Community Club’s council debt cleared

SITTING VACANT: A creditors meeting regarding the Millicent and District Community Club will be held tomorrow at the Adelaide office of voluntary administrator David Kidman.

THE Millicent and District Community Club debt to Wattle Range Council has been cleared after 23 years.

Geelong retailer John Boom has purchased the freehold of the Davenport Street property for a yet to be disclosed sum and settlement is scheduled for April 20.

The Community Club was indebted to ratepayers in the closing months of the Millicent District Council when it was granted a secured loan of $250,000.

The debt transferred to the newly-formed Wattle Range Council in mid-1997 and has remained well into the six figures ever since.

It has remained well past $200,000, with council taking on certain administrative costs since the Community Club ceased trading over 18 months ago.

The exact amount outstanding has not been provided to this newspaper.

Council chief executive Ben Gower said the organisation was the Community Club’s major creditor.

Due to this status, Mr Gower said he had been approached by the Community Club liquidator David Kidman on March 17 with news of the offer for the premises by Mr Boom.
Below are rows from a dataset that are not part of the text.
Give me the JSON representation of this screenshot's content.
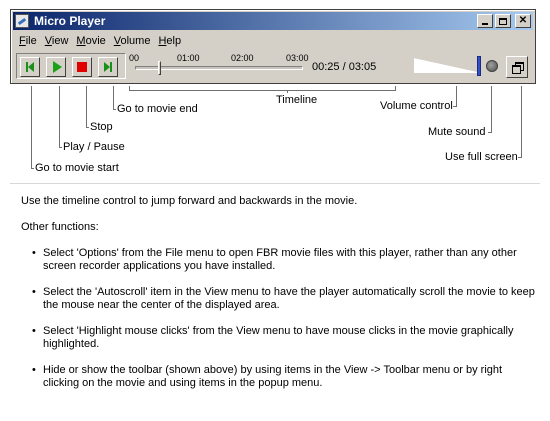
{
  "window": {
    "title": "Micro Player"
  },
  "menu": [
    {
      "label": "File",
      "accel": "F",
      "rest": "ile"
    },
    {
      "label": "View",
      "accel": "V",
      "rest": "iew"
    },
    {
      "label": "Movie",
      "accel": "M",
      "rest": "ovie"
    },
    {
      "label": "Volume",
      "accel": "V",
      "rest": "olume"
    },
    {
      "label": "Help",
      "accel": "H",
      "rest": "elp"
    }
  ],
  "timeline": {
    "ticks": [
      "00",
      "01:00",
      "02:00",
      "03:00"
    ],
    "current": "00:25",
    "total": "03:05",
    "readout": "00:25 / 03:05",
    "position_seconds": 25,
    "duration_seconds": 185
  },
  "volume": {
    "level": 1.0
  },
  "callouts": {
    "timeline": "Timeline",
    "go_to_movie_end": "Go to movie end",
    "volume_control": "Volume control",
    "stop": "Stop",
    "mute_sound": "Mute sound",
    "play_pause": "Play / Pause",
    "use_full_screen": "Use full screen",
    "go_to_movie_start": "Go to movie start"
  },
  "help": {
    "intro": "Use the timeline control to jump forward and backwards in the movie.",
    "other_heading": "Other functions:",
    "bullets": [
      "Select 'Options' from the File menu to open FBR movie files with this player, rather than any other screen recorder applications you have installed.",
      "Select the 'Autoscroll' item in the View menu to have the player automatically scroll the movie to keep the mouse near the center of the displayed area.",
      "Select 'Highlight mouse clicks' from the View menu to have mouse clicks in the movie graphically highlighted.",
      "Hide or show the toolbar (shown above) by using items in the View -> Toolbar menu or by right clicking on the movie and using items in the popup menu."
    ]
  },
  "icons": {
    "app": "app-icon",
    "minimize": "minimize-icon",
    "maximize": "maximize-icon",
    "close": "close-icon",
    "start": "skip-to-start-icon",
    "play": "play-icon",
    "stop": "stop-icon",
    "end": "skip-to-end-icon",
    "mute": "mute-icon",
    "fullscreen": "fullscreen-icon"
  },
  "colors": {
    "title_gradient_start": "#0a246a",
    "title_gradient_end": "#a6caf0",
    "play_green": "#1aa31a",
    "stop_red": "#e00000",
    "volume_thumb": "#3050c8"
  }
}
“I told him that council was not set to meet,” Mr Gower said.

“He said the offer from Mr Boom would mean Wattle Range Council would be paid out in full and so I said the council would have no objections to the sale.”

With council setting aside up to $3.6m for a new main office, the Community Club site had come under active consideration by Mr Gower and the elected members.

Mr Gower commissioned architectural plans for the site, with options of either refurbishment or demolition and re-building.

He said the architectural plans and pricing were about to be presented to council.

“They will provide a pricing benchmark and a good reference point for the main office discussions,” Mr Gower said.

“We had a walkthrough of the Community Club premises with electricians and plumbers and I expect the architects would have found the demolition and re-building option to be cheaper than a refurbishment.”

Meanwhile, Millicent Business Community Association chairman Lee Morgan welcomed the sale of the Community Club building.

“This is brilliant news,” Mr Morgan said.

“It demonstrates that once we come out the other side of this pandemic crisis the economic outlook will again be positive.”

In the meantime, Mr Boom and his family are preparing to open the club for use as a shop to be called Bargain Market.

It will fill the former front lounge area and one time rear dining area.

He said his past retail businesses had a value-for-market ethos and a breadth of lines.

“You might be able to buy a $10,000 diamond ring here along with jewellery costing just 50 cents,” he said.